It is possible for a parent to make an application by themselves to change their child’s name if they are the only parent listed on the child’s birth certificate or if the other parent has died.
However, if the parents cannot come to an agreement, the matter must then be taken to court.
The court considers each application strictly on a case by case basis, so although some parents succeed in obtaining a court order to change their child’s name, even cases that appear very similar can have different results.
The court will reach a decision based on many considerations, including:
- The reasons for the name change
- The desire of the other parent that the child’s name remains the same
- Whether the proposed surname is double-barrelled (hyphenated)
- Any possible confusion of identity
- The child’s views, depending on their age and maturity
- The effect of the name change on the child’s relationship with each of their parents
- The amount of time the child spends with each parent
- Any short-term embarrassment weighed up against the long-term effects
- Any advantages to keeping the current name
Changing Surnames Around The World
Different countries have different laws, regulations and customs for the changing of surnames after marriage, which then affects how and if a person can change their surname after divorce.

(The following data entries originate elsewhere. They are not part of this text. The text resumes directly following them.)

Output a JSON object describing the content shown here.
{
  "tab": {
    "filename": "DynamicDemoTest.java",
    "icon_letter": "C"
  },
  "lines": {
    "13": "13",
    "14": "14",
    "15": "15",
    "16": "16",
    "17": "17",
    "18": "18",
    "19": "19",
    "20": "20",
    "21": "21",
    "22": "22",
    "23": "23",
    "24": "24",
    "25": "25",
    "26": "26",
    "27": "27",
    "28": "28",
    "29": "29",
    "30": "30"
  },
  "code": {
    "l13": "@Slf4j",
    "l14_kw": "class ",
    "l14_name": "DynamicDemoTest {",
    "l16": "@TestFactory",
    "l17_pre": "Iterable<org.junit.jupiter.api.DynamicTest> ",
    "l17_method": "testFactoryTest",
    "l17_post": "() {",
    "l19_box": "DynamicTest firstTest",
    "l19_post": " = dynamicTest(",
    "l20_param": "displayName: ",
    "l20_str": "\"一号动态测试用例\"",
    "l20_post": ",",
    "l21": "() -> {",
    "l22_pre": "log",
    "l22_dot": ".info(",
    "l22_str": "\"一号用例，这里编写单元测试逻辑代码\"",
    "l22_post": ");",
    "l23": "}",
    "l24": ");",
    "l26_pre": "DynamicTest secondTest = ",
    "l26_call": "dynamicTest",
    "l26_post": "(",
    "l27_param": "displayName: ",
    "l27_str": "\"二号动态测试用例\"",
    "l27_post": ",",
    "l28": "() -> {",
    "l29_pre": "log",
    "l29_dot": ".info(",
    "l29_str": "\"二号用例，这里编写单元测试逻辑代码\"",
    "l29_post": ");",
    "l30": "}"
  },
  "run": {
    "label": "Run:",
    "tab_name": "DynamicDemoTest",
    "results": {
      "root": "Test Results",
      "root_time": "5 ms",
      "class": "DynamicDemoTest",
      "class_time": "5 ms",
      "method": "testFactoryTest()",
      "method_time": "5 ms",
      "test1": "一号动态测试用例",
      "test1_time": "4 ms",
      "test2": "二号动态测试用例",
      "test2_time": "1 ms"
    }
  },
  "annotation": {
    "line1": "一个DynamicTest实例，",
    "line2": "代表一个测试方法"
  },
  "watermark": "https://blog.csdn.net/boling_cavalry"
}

In Australia, there is no legal requirement for men or women to take their spouse’s surname, whether they are married or in a de facto relationship.
Despite this, over 80 per cent of women in Australia take their husband’s name after marriage.
After a divorce or separation, many people can and do continue to use their married name.
On the other hand, changing your surname after divorce or after marriage can have consequences for your professional life, and therefore some people avoid a name change altogether.
In United States, the percentage of women who keep their own surname is higher, at 30 per cent.
For married couples in Japan, a law almost two centuries old states that married spouses must have the same surname.
Although it does not specify which spouse has to change their name, 96 per cent of Japanese women take their husband’s surname after marriage.
The province of Quebec in Canada has a law from 1981 that prevents women from taking their husband’s surname.
This is similar to many countries in Europe, including Greece and Belgium.
In France, women cannot legally change their name after marriage but can use their husband’s name socially or informally, and in the Netherlands, they must always use their birth name on any documentation.
The law in Italy says that women cannot legally change their surname but can add their husband’s name to their own.
In other countries, it is the local custom for women to keep their birth name, just as it is customary in Anglophone countries for women to change their name.
Married women in Malaysia and Korea tend to keep their original name, as do women in many Spanish-speaking countries, such as Spain and Chile.